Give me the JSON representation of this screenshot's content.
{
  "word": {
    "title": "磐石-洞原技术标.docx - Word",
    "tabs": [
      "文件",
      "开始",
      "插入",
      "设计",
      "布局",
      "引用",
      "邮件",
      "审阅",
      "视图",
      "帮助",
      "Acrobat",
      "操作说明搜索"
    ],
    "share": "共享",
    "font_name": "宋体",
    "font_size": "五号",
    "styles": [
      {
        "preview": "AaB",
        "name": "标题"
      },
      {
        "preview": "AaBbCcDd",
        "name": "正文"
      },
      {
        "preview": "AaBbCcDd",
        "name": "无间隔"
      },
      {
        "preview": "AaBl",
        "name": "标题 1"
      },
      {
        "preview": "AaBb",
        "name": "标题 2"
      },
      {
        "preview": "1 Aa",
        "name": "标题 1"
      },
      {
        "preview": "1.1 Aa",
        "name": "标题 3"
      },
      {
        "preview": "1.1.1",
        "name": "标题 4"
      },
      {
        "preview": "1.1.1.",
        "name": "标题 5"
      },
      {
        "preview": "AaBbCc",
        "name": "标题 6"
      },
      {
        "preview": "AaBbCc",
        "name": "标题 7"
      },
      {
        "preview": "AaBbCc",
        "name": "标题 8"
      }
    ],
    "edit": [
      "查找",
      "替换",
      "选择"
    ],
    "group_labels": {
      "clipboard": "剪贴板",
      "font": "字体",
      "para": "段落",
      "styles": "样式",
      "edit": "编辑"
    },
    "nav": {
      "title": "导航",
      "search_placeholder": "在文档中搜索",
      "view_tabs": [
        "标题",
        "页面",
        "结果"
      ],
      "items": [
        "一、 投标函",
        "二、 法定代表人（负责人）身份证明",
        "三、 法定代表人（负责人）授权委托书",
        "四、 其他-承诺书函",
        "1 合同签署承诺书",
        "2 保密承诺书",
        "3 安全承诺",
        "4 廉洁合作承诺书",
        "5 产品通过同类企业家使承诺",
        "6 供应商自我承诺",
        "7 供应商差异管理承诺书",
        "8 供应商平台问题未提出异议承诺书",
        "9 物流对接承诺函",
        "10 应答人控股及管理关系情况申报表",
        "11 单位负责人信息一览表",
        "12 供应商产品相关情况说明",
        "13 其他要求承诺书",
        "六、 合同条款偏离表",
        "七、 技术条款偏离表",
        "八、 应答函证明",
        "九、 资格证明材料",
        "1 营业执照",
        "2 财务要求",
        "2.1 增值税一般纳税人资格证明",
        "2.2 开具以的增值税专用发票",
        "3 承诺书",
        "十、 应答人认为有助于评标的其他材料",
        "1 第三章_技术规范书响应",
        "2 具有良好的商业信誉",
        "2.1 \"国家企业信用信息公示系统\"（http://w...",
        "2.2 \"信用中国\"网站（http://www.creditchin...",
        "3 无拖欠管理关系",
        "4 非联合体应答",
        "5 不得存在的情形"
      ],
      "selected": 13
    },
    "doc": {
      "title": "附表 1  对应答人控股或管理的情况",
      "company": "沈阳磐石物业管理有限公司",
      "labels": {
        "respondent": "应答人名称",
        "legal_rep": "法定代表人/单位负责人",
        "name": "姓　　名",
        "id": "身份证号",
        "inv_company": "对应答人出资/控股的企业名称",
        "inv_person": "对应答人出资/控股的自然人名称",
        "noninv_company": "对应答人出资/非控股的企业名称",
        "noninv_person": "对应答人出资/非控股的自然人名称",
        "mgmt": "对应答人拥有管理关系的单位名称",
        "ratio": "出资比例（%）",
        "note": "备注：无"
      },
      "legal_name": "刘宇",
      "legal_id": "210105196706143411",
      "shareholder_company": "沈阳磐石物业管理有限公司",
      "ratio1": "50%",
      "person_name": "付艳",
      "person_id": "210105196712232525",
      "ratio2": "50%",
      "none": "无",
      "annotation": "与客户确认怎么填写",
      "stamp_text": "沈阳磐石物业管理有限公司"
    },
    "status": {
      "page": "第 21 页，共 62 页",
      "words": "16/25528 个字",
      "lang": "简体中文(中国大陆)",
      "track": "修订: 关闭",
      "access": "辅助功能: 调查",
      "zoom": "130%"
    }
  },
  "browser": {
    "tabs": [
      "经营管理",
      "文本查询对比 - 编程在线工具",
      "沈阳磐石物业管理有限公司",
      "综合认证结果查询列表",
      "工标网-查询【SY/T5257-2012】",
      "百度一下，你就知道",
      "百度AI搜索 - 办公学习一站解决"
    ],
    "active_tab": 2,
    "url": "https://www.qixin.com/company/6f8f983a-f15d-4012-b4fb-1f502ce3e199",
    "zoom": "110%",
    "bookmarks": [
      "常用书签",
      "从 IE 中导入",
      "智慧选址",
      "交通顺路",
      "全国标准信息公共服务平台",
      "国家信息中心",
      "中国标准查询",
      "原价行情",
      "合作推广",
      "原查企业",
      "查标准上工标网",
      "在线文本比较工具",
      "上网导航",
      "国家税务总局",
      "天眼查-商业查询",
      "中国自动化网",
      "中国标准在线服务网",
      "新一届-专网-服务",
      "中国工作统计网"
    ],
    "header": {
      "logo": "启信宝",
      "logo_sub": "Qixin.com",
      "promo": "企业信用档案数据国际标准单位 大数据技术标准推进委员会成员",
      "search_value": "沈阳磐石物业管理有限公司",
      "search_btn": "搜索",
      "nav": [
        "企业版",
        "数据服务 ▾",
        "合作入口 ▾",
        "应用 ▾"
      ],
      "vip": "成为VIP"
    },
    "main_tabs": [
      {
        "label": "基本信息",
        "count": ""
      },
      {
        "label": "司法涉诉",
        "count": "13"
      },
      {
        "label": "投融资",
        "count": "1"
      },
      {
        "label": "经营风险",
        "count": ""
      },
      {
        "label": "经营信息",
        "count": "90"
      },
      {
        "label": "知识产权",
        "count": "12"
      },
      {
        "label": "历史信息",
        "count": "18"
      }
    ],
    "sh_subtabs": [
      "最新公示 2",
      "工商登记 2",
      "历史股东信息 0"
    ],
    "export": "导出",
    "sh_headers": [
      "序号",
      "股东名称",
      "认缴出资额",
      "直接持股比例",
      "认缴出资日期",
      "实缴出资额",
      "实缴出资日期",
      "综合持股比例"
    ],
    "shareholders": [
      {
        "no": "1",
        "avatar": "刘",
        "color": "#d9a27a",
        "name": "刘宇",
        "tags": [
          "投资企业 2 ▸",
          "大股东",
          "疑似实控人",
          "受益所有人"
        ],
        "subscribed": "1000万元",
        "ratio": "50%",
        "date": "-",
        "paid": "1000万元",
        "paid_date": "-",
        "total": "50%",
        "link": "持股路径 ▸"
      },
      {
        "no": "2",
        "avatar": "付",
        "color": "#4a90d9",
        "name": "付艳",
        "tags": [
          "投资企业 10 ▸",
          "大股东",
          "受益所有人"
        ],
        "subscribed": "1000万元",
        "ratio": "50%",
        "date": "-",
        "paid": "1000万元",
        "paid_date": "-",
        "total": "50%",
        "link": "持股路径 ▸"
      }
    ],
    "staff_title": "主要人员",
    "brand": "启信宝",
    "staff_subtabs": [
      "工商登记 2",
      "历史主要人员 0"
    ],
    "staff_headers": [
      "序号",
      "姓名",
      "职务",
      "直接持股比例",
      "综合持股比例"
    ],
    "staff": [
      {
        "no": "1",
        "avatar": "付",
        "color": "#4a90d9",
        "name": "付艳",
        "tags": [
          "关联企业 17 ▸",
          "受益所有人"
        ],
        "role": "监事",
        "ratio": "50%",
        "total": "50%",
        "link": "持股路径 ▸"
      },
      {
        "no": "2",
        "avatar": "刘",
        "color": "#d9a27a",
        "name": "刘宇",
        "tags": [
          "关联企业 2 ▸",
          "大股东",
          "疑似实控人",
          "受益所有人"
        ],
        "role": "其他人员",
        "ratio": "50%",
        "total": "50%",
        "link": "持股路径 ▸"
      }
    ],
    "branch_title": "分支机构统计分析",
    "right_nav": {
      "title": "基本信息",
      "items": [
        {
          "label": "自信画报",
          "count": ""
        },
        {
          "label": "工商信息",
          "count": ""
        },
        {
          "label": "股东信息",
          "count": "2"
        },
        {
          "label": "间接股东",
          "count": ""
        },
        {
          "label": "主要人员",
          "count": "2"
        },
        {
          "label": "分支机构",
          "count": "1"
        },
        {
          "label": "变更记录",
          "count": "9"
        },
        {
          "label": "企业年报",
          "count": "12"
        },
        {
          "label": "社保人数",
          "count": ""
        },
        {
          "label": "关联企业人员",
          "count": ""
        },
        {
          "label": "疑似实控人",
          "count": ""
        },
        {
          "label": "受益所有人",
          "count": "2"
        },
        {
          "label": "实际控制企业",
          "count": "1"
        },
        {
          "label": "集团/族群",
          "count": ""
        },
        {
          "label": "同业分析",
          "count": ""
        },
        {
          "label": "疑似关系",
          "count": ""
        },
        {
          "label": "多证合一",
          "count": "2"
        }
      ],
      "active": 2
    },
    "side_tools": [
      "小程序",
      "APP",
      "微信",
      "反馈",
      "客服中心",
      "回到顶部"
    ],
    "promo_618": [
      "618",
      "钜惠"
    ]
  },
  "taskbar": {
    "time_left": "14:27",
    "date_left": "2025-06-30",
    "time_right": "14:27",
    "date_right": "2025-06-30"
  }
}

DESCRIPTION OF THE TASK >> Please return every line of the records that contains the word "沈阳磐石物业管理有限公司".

ANSWER SECTION >>
      "company": "沈阳磐石物业管理有限公司",
      "shareholder_company": "沈阳磐石物业管理有限公司",
      "stamp_text": "沈阳磐石物业管理有限公司"
      "沈阳磐石物业管理有限公司",
      "search_value": "沈阳磐石物业管理有限公司",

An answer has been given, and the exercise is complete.